Phraseology is located at the intersection of lexicon and syntax. It deals with polylexical signs composed of, at least, two words (even a single one, if its use is idiomatic) which are fixed, repeated and often figurative. Polylexicality, (gradual) frozenness, repetition and institutionalization are, in fact, the essential properties that characterize the PU and that allow them to be distinguished from free productions.
History of Phraseology
The father of Phraseology is Charles Bally when he published Traité de Stylistique Française (1909). He was the first to give a name to this field and to make a systematic classification of the elements of fixed combinatorial language. Others had previously been able to refer to this linguistic phenomenon (see Michel Bréal), but Bally's work gave impulse to the development of this field of study which has now become another subject area in the linguistic disciplines.
Phraseology takes into account the phraseological units (PU) of a language as its object of study. This field analyzes the formal, semantic and pragmatic properties of these elements and classifies them into categories. Based on empirical studies, phraseology identifies the theoretical principles that describe how PUs work in discourse.
Applied phraseology covers practical areas such as Phraseodidactics, Phraseotranslatology and Phraseography, among others.
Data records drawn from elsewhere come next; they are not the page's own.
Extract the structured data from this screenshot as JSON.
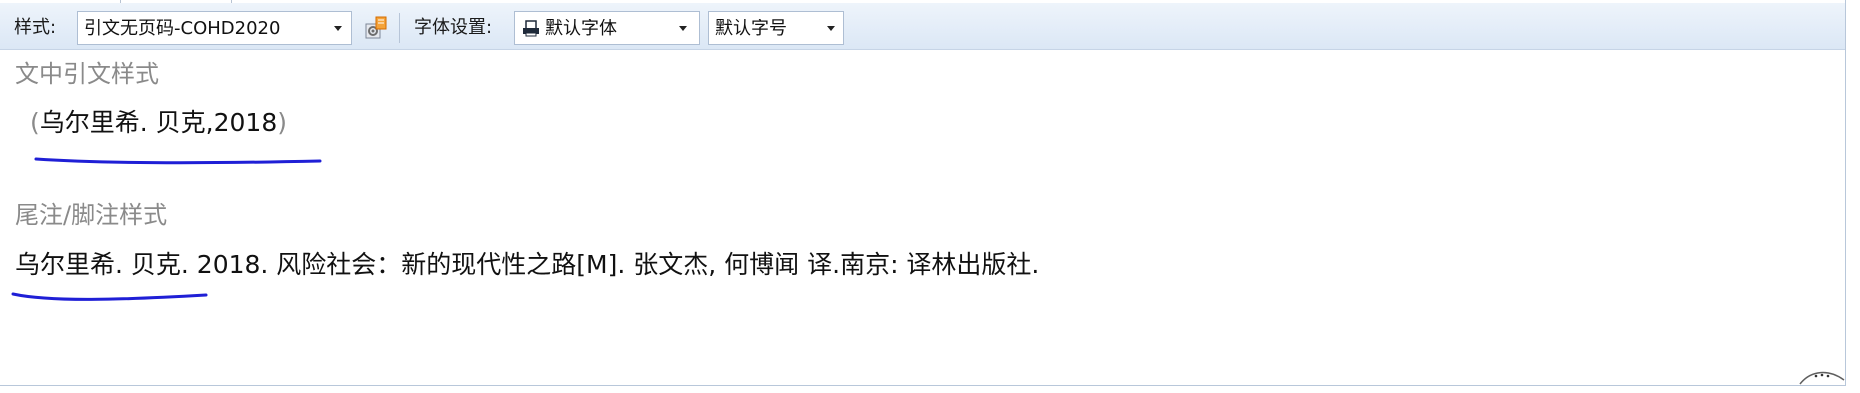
{
  "toolbar": {
    "style_label": "样式:",
    "style_value": "引文无页码-COHD2020",
    "font_label": "字体设置:",
    "font_value": "默认字体",
    "size_value": "默认字号"
  },
  "content": {
    "in_text_title": "文中引文样式",
    "in_text_open_paren": "(",
    "in_text_citation": "乌尔里希. 贝克,2018",
    "in_text_close_paren": ")",
    "footnote_title": "尾注/脚注样式",
    "footnote_citation": "乌尔里希. 贝克. 2018. 风险社会：新的现代性之路[M]. 张文杰, 何博闻 译.南京: 译林出版社."
  },
  "colors": {
    "toolbar_bg": "#dbe7f5",
    "title_gray": "#8a8a8a",
    "annotation_blue": "#1f1fd6"
  },
  "icons": [
    "style-editor-icon",
    "printer-font-icon",
    "dropdown-arrow-icon"
  ]
}
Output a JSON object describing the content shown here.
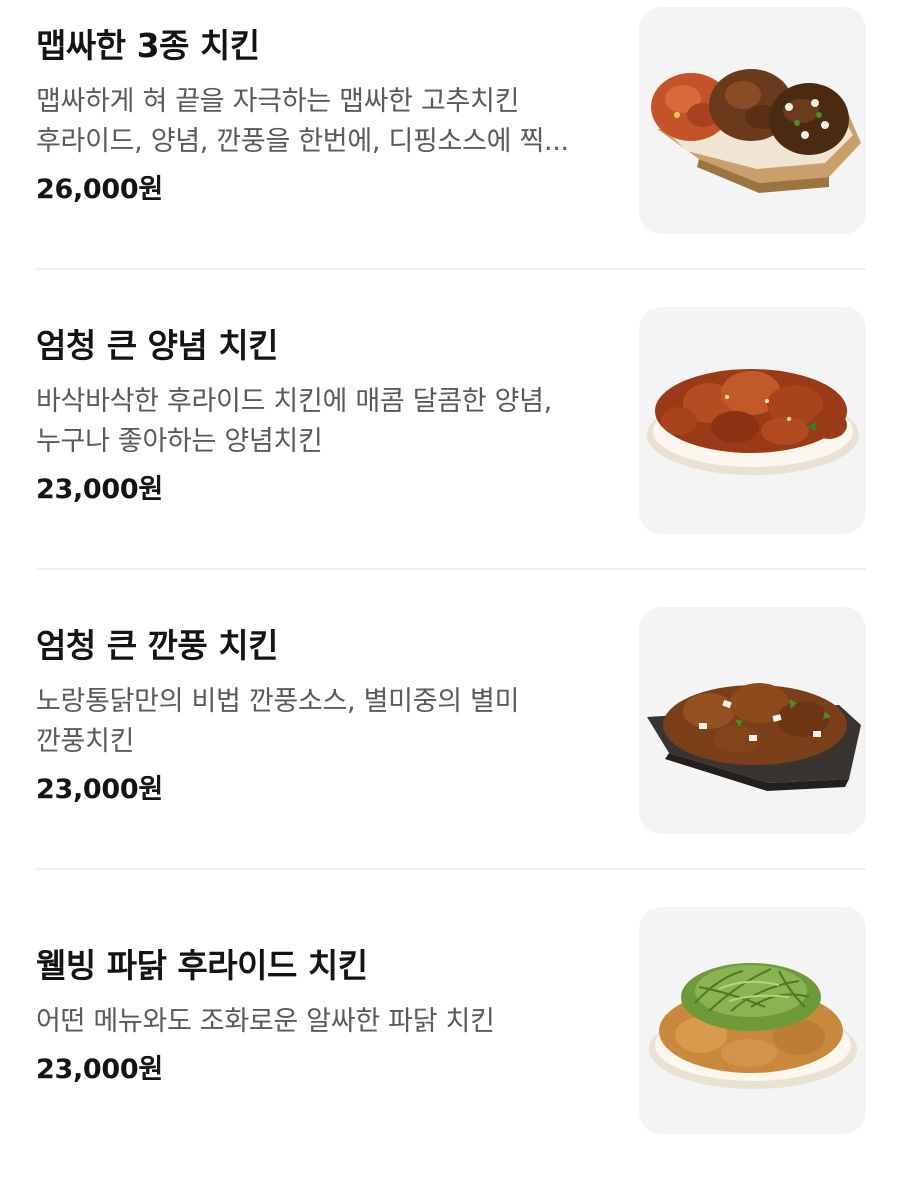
{
  "menu": {
    "items": [
      {
        "name": "맵싸한 3종 치킨",
        "description": "맵싸하게 혀 끝을 자극하는 맵싸한 고추치킨 후라이드, 양념, 깐풍을 한번에, 디핑소스에 찍...",
        "price": "26,000원",
        "image_icon": "three-chicken-platter-image"
      },
      {
        "name": "엄청 큰 양념 치킨",
        "description": "바삭바삭한 후라이드 치킨에 매콤 달콤한 양념, 누구나 좋아하는 양념치킨",
        "price": "23,000원",
        "image_icon": "seasoned-chicken-image"
      },
      {
        "name": "엄청 큰 깐풍 치킨",
        "description": "노랑통닭만의 비법 깐풍소스, 별미중의 별미 깐풍치킨",
        "price": "23,000원",
        "image_icon": "kkanpung-chicken-image"
      },
      {
        "name": "웰빙 파닭 후라이드 치킨",
        "description": "어떤 메뉴와도 조화로운 알싸한 파닭 치킨",
        "price": "23,000원",
        "image_icon": "green-onion-chicken-image"
      }
    ]
  },
  "colors": {
    "title": "#141414",
    "description": "#5a5a5a",
    "thumb_background": "#f4f4f4",
    "divider": "#f0f0f0"
  }
}
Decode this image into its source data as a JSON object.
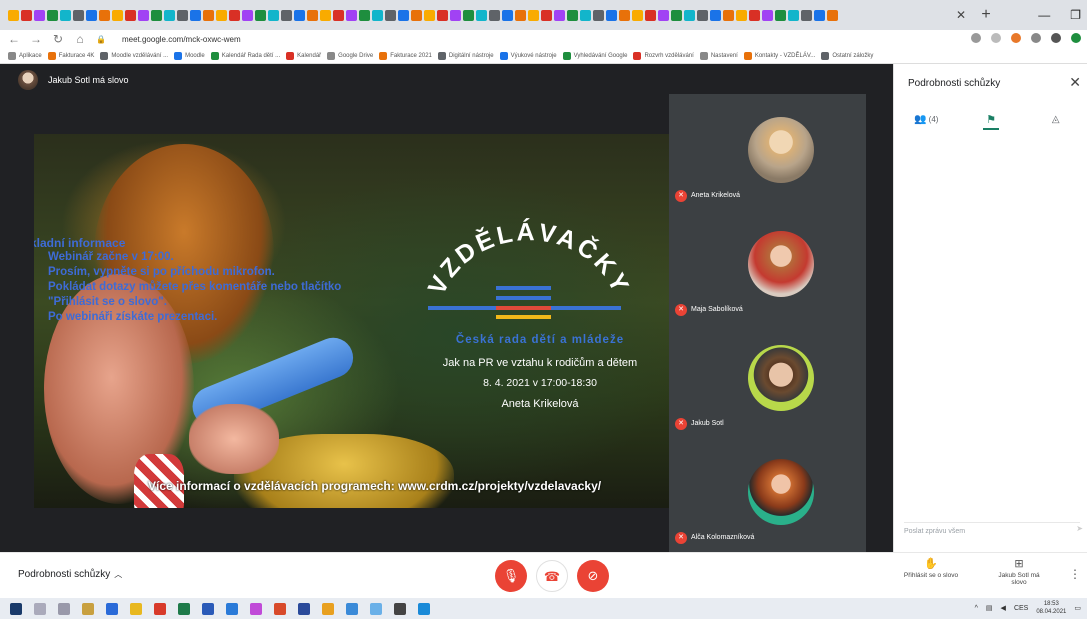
{
  "browser": {
    "url": "meet.google.com/mck-oxwc-wem",
    "bookmarks": [
      "Aplikace",
      "Fakturace 4K",
      "Moodle vzdělávání ...",
      "Moodle",
      "Kalendář Rada dětí ...",
      "Kalendář",
      "Google Drive",
      "Fakturace 2021",
      "Digitální nástroje",
      "Výukové nástroje",
      "Vyhledávání Google",
      "Rozvrh vzdělávání",
      "Nastavení",
      "Kontakty - VZDĚLÁV...",
      "Ostatní záložky"
    ]
  },
  "meet": {
    "speaker_label": "Jakub Sotl má slovo",
    "slide": {
      "info_title": "Základní informace",
      "info_items": [
        "Webinář začne v 17:00.",
        "Prosím, vypněte si po příchodu mikrofon.",
        "Pokládat dotazy můžete přes komentáře nebo tlačítko \"Přihlásit se o slovo\".",
        "Po webináři získáte prezentaci."
      ],
      "logo_word": "VZDĚLÁVAČKY",
      "council": "Česká rada dětí a mládeže",
      "event_title": "Jak na PR ve vztahu k rodičům a dětem",
      "event_date": "8. 4. 2021 v 17:00-18:30",
      "event_speaker": "Aneta Krikelová",
      "more_info": "Více informací o vzdělávacích programech: www.crdm.cz/projekty/vzdelavacky/"
    },
    "participants": [
      {
        "name": "Aneta Krikelová"
      },
      {
        "name": "Maja Sabolíková"
      },
      {
        "name": "Jakub Sotl"
      },
      {
        "name": "Alča Kolomazníková"
      }
    ]
  },
  "panel": {
    "title": "Podrobnosti schůzky",
    "tab_people_count": "(4)",
    "message_placeholder": "Poslat zprávu všem"
  },
  "controls": {
    "details_label": "Podrobnosti schůzky",
    "raise_hand_label": "Přihlásit se o slovo",
    "presenting_label": "Jakub Sotl má slovo"
  },
  "taskbar": {
    "language": "CES",
    "time": "18:53",
    "date": "08.04.2021"
  }
}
In order to develop their own fields of application, these are based on the principles established by theoretical phraseology.